“Maine residents have won the right to control their destiny when it comes to car repairs,” Tommy Hickey, director of the Maine Automotive Right to Repair Coalition, told 404 Media. “There’s a new technology in cars, they’ve become computers on wheels, and with this law owners in Maine will be the gatekeepers of that information.” Hickey also worked on the Massachusetts law in 2020.
Hickey said that after getting crushed in Massachusetts, auto manufacturers didn’t lobby as hard against the Maine law as they did in Massachusetts: “They didn’t spend nearly as much money,” he said. “When you spend $30 million and you lose 75 percent of the vote, I think the writing is on the wall.”

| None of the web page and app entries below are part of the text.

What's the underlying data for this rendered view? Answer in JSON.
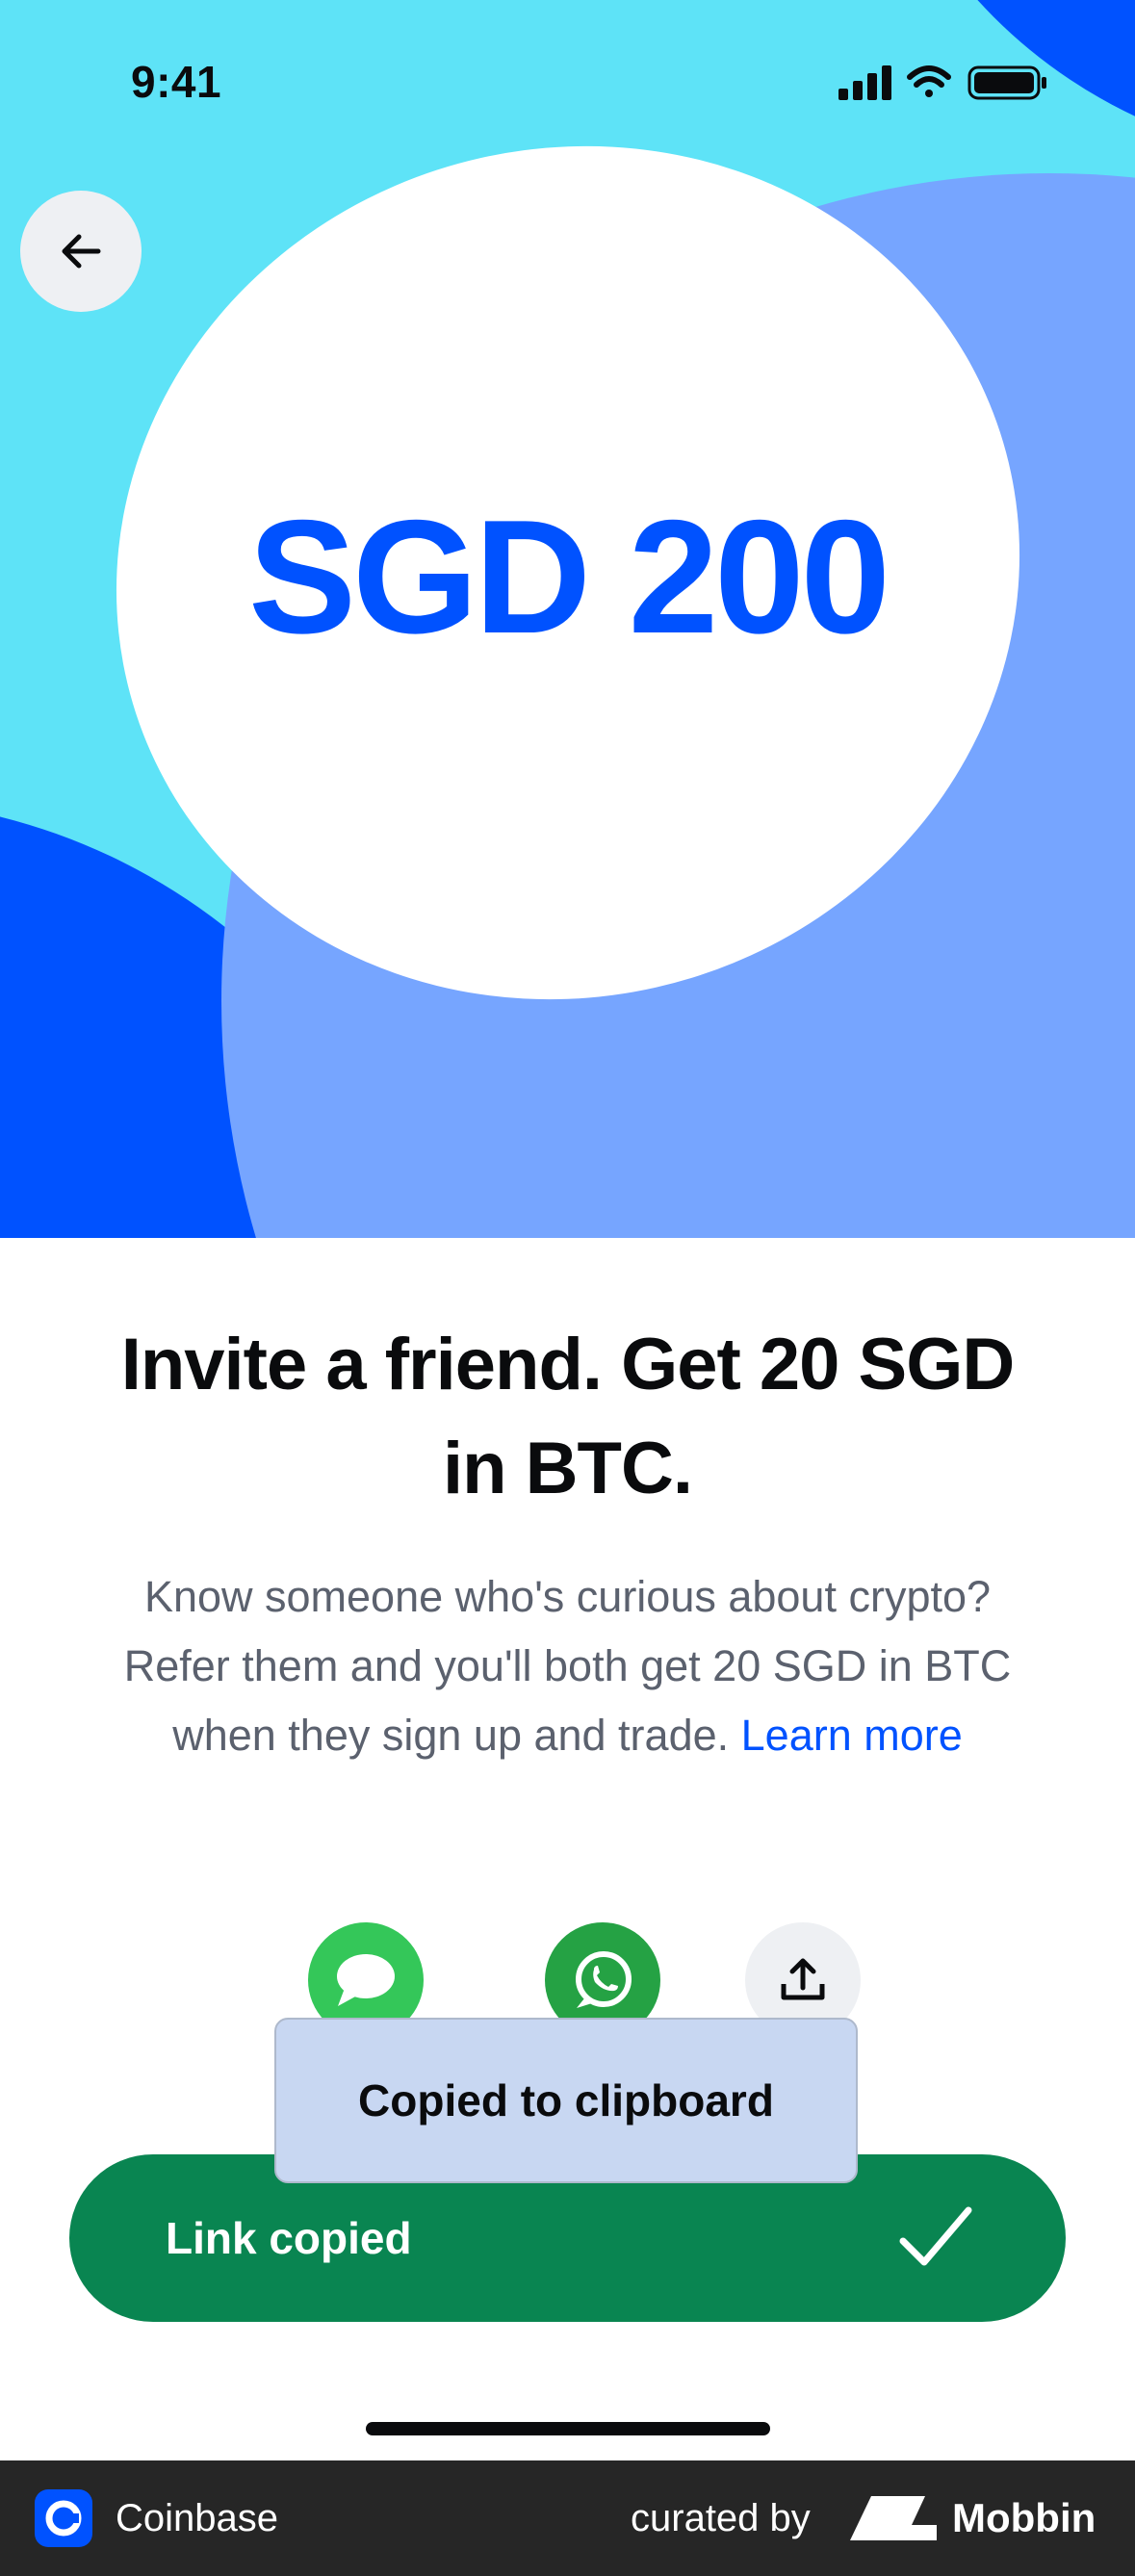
{
  "status_bar": {
    "time": "9:41"
  },
  "hero": {
    "amount": "SGD 200",
    "colors": {
      "cyan": "#5ee3f7",
      "blue": "#0052ff",
      "light_blue": "#76a5ff",
      "white": "#ffffff"
    }
  },
  "nav": {
    "back_icon": "arrow-left-icon"
  },
  "content": {
    "headline_line1": "Invite a friend. Get 20 SGD",
    "headline_line2": "in BTC.",
    "desc_line1": "Know someone who's curious about crypto?",
    "desc_line2": "Refer them and you'll both get 20 SGD in BTC",
    "desc_line3": "when they sign up and trade.",
    "learn_more": "Learn more"
  },
  "share": {
    "icons": [
      "messages-icon",
      "whatsapp-icon",
      "share-icon"
    ]
  },
  "toast": {
    "text": "Copied to clipboard"
  },
  "cta": {
    "label": "Link copied",
    "icon": "checkmark-icon",
    "color": "#098551"
  },
  "footer": {
    "app_name": "Coinbase",
    "curated_by": "curated by",
    "brand": "Mobbin"
  }
}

Nathan Proctor, head of consumer rights group USPIRG’s right to repair project, told 404 Media that “right to Repair is incredibly popular because it’s common sense—at least to those who aren’t manufacturers. Society works best when we are empowered to fix our stuff.”
The Maine law is a big deal not just for people in Maine. In the past, when states have passed legislation like this, manufacturers have functionally had to make this data available in other states. An earlier law passed in Massachusetts became de-facto national legislation after manufacturers signed a “Memorandum of Understanding” in which they agreed to comply with the law throughout the country rather than face slightly varying laws in every state.
The CAR Coalition, which is pushing right to repair legislation throughout the country, told 404 Media that “Maine voters’ overwhelming show of support for Question 4 adds momentum to the growing national push for right to repair protections. The CAR Coalition will continue this important fight at the federal level with bipartisan bills like the SMART and REPAIR Acts to ensure every American—no matter where they live—has the right to repair the car they own.”